Anti-Muslim Blogger to be Arrested in UK

A crank right-wing blogger in the UK by the name of “Lionheart” claims he has received word that he is to be arrested on suspicion of “stirring up racial hatred” for his virulent and obsessive anti-Muslim blog. The blogger concerned is deeply unpleasant; here’s a taster, chosen more or less at random (he’s easy to find on-line, but I’m not linking him):

In Luton we have a very large Pakistani Moslem encampment that has evolved over the last 40 years into a mini Islamic state with all the ingredients needed for it to be a state within a state within Britain. The Pakistani forbearers of this community were welcomed into our country to work alongside our forefathers in local industry to earn money to provide food, shelter and clothing for their dependents, just like the average British citizen. Little did the British public realize about the beast ‘Islam’ they were welcoming with open arms into their midst… The only way you can conquer another land and people is by military force, the first Pakistani Islamic religious leaders who arrived here would have known this fact and would have encouraged the first welcomed invaders to raise up from amongst them an army of young men who can defend this new Islamic community in this foreign land and when the time is right to rise up and conduct Jihad for Islam and conquer the Nation.
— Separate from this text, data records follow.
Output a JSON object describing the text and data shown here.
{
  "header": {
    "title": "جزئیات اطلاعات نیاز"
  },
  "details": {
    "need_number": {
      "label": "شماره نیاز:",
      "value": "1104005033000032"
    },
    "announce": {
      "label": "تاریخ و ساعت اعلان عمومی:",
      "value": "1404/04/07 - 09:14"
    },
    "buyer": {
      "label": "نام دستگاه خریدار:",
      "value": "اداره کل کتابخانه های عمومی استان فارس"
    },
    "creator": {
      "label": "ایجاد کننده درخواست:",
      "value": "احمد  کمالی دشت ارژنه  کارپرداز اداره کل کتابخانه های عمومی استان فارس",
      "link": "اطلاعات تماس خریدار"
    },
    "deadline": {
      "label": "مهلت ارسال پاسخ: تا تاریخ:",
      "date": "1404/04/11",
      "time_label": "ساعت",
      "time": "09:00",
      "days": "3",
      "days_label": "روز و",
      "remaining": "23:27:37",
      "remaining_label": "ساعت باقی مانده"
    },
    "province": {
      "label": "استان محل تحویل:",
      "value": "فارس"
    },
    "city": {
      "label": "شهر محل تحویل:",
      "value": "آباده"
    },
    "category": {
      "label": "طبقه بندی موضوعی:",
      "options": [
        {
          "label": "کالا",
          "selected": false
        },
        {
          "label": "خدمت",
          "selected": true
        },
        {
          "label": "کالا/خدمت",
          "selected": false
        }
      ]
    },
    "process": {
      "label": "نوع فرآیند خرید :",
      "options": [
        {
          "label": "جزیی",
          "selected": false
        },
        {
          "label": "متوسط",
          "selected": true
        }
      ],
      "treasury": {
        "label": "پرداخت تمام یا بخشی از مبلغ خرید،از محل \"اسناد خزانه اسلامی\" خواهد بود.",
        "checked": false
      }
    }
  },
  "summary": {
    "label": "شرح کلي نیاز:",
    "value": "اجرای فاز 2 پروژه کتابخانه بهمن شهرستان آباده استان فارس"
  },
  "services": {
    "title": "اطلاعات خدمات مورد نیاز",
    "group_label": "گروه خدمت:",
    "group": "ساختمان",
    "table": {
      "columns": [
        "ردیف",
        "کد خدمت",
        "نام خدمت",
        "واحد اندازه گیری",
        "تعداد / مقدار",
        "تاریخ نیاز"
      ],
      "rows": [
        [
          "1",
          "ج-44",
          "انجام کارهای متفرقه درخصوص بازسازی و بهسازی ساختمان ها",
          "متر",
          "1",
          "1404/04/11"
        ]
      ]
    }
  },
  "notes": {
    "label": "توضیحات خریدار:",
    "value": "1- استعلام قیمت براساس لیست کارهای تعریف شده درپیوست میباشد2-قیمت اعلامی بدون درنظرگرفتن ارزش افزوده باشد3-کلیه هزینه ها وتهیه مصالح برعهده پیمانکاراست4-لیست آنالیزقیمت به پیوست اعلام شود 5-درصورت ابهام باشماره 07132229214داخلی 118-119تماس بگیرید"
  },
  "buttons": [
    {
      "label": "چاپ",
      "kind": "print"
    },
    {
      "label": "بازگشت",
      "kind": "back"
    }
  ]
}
Etc, etc. Unsurprisingly, he also advises us to “get wise and vote B.N.P.” Apparently the police claim they are acting on a complaint received; once they have investigated, they will decide whether there is sufficient evidence to bring charges. Possibly the police will be reluctant – in November 2006 two leaders of the BNP were acquitted of the same charge after making anti-Islamic speeches. Tim Worstall puts the liberal free-speech view:
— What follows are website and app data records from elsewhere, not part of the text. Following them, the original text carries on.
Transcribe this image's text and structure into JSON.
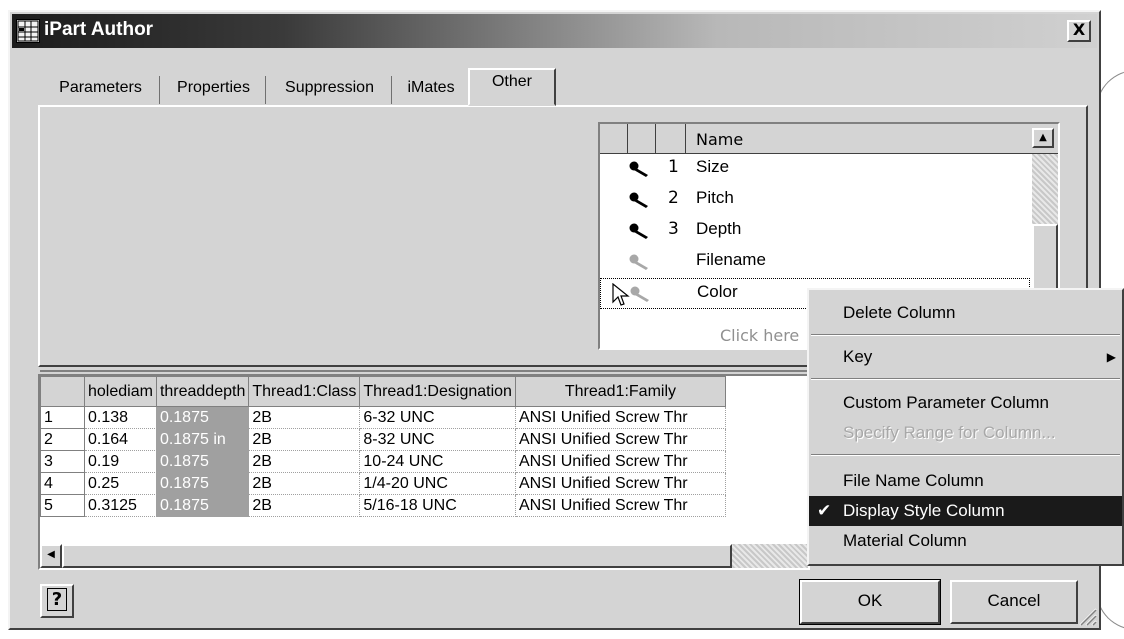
{
  "window": {
    "title": "iPart Author",
    "close_label": "X"
  },
  "tabs": [
    {
      "label": "Parameters"
    },
    {
      "label": "Properties"
    },
    {
      "label": "Suppression"
    },
    {
      "label": "iMates"
    },
    {
      "label": "Other",
      "active": true
    }
  ],
  "name_list": {
    "header": "Name",
    "rows": [
      {
        "num": "1",
        "name": "Size",
        "key": "active"
      },
      {
        "num": "2",
        "name": "Pitch",
        "key": "active"
      },
      {
        "num": "3",
        "name": "Depth",
        "key": "active"
      },
      {
        "num": "",
        "name": "Filename",
        "key": "inactive"
      },
      {
        "num": "",
        "name": "Color",
        "key": "inactive"
      }
    ],
    "add_row_hint": "Click here"
  },
  "grid": {
    "columns": [
      "holediam",
      "threaddepth",
      "Thread1:Class",
      "Thread1:Designation",
      "Thread1:Family"
    ],
    "rows": [
      {
        "n": "1",
        "cells": [
          "0.138",
          "0.1875",
          "2B",
          "6-32 UNC",
          "ANSI Unified Screw Thr"
        ]
      },
      {
        "n": "2",
        "cells": [
          "0.164",
          "0.1875 in",
          "2B",
          "8-32 UNC",
          "ANSI Unified Screw Thr"
        ]
      },
      {
        "n": "3",
        "cells": [
          "0.19",
          "0.1875",
          "2B",
          "10-24 UNC",
          "ANSI Unified Screw Thr"
        ]
      },
      {
        "n": "4",
        "cells": [
          "0.25",
          "0.1875",
          "2B",
          "1/4-20 UNC",
          "ANSI Unified Screw Thr"
        ]
      },
      {
        "n": "5",
        "cells": [
          "0.3125",
          "0.1875",
          "2B",
          "5/16-18 UNC",
          "ANSI Unified Screw Thr"
        ]
      }
    ]
  },
  "context_menu": {
    "delete_column": "Delete Column",
    "key": "Key",
    "custom_parameter_column": "Custom Parameter Column",
    "specify_range": "Specify Range for Column...",
    "file_name_column": "File Name Column",
    "display_style_column": "Display Style Column",
    "material_column": "Material Column",
    "checkmark": "✔",
    "submenu_arrow": "▶"
  },
  "buttons": {
    "help": "?",
    "ok": "OK",
    "cancel": "Cancel"
  }
}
My view on this is pretty simple: other than libel and incitement to violence (which includes that shouting “Fire” in a crowded theatre thing) we’ve a right to say anything we damn well please without fear of the law. I also realise that this isn’t quite what the law itself says, but then that’s an error with the law, not with the right to free speech.

I concur with this, although of course this begs the question as to what we mean exactly by “libel” and “incitement to violence”. Might it not be libellous to suggest that the first Muslim leaders from Pakistan plotted to overthrow the UK by violence? Might it not also encourage certain individuals to go out and physically attack Muslims in the area? Perhaps, but without direct calls for violence (which Lionheart insists he has not made), where do we draw the line? And is it fair that we should only find out after the authorities decide it has been crossed? One wonders what public good is served, especially after the BNP trial fiasco. I would prefer it if the law treated citizens like reasonable adults and merely made it clear that those who allow themselves to become incited by this kind of rubbish will face serious consequences. Indeed, given that there is no practical way to stem the flow of inflammatory writing from abroad, this is the only sensible way to deal with the problem.
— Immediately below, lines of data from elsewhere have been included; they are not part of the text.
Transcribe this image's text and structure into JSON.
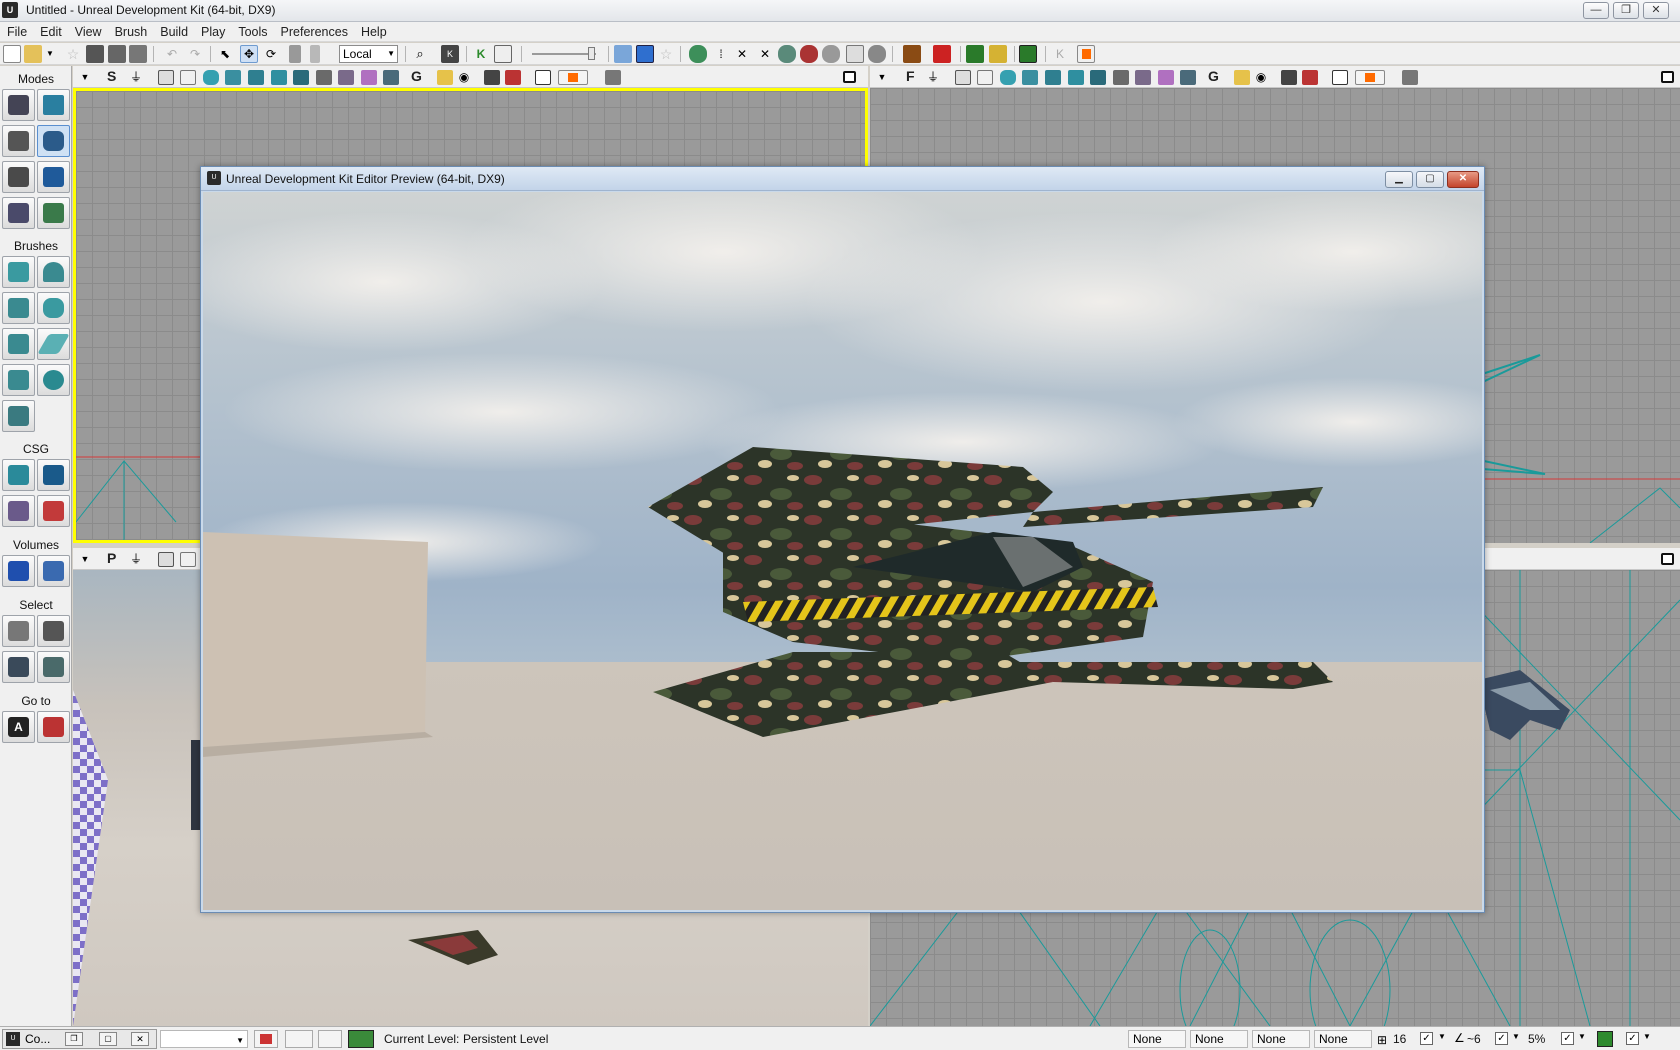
{
  "window": {
    "title": "Untitled - Unreal Development Kit (64-bit, DX9)",
    "minimize": "—",
    "maximize": "❐",
    "close": "✕"
  },
  "menu": [
    "File",
    "Edit",
    "View",
    "Brush",
    "Build",
    "Play",
    "Tools",
    "Preferences",
    "Help"
  ],
  "toolbar": {
    "coordinate_system": "Local"
  },
  "modes_panel": {
    "sections": [
      "Modes",
      "Brushes",
      "CSG",
      "Volumes",
      "Select",
      "Go to"
    ]
  },
  "viewports": {
    "top_left_letter": "S",
    "top_right_letter": "F",
    "bottom_left_letter": "P",
    "active_border_color": "#ffff00",
    "grid_color": "#9a9a9a",
    "wireframe_color": "#1a9a9a"
  },
  "preview": {
    "title": "Unreal Development Kit Editor Preview (64-bit, DX9)",
    "minimize": "▁",
    "maximize": "▢",
    "close": "✕"
  },
  "statusbar": {
    "console_label": "Co...",
    "current_level_label": "Current Level:",
    "current_level_value": "Persistent Level",
    "fields": [
      "None",
      "None",
      "None",
      "None"
    ],
    "grid_size": "16",
    "rotation_snap": "~6",
    "scale_snap": "5%"
  }
}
Meanwhile, news of the arrest has prompted the expected conspiracy-mongering from bloggers on the anti-Muslim right, with the whole thing seen as a plot by Islam to take over the UK. The fact that extremist Muslims have been jailed under the same laws is either ignored or played down; and of course I doubt that many of these sudden defenders of free speech would feel particularly bothered if a blogger targeting some other group got the same treatment.

UPDATE (10 Jan): More here and here.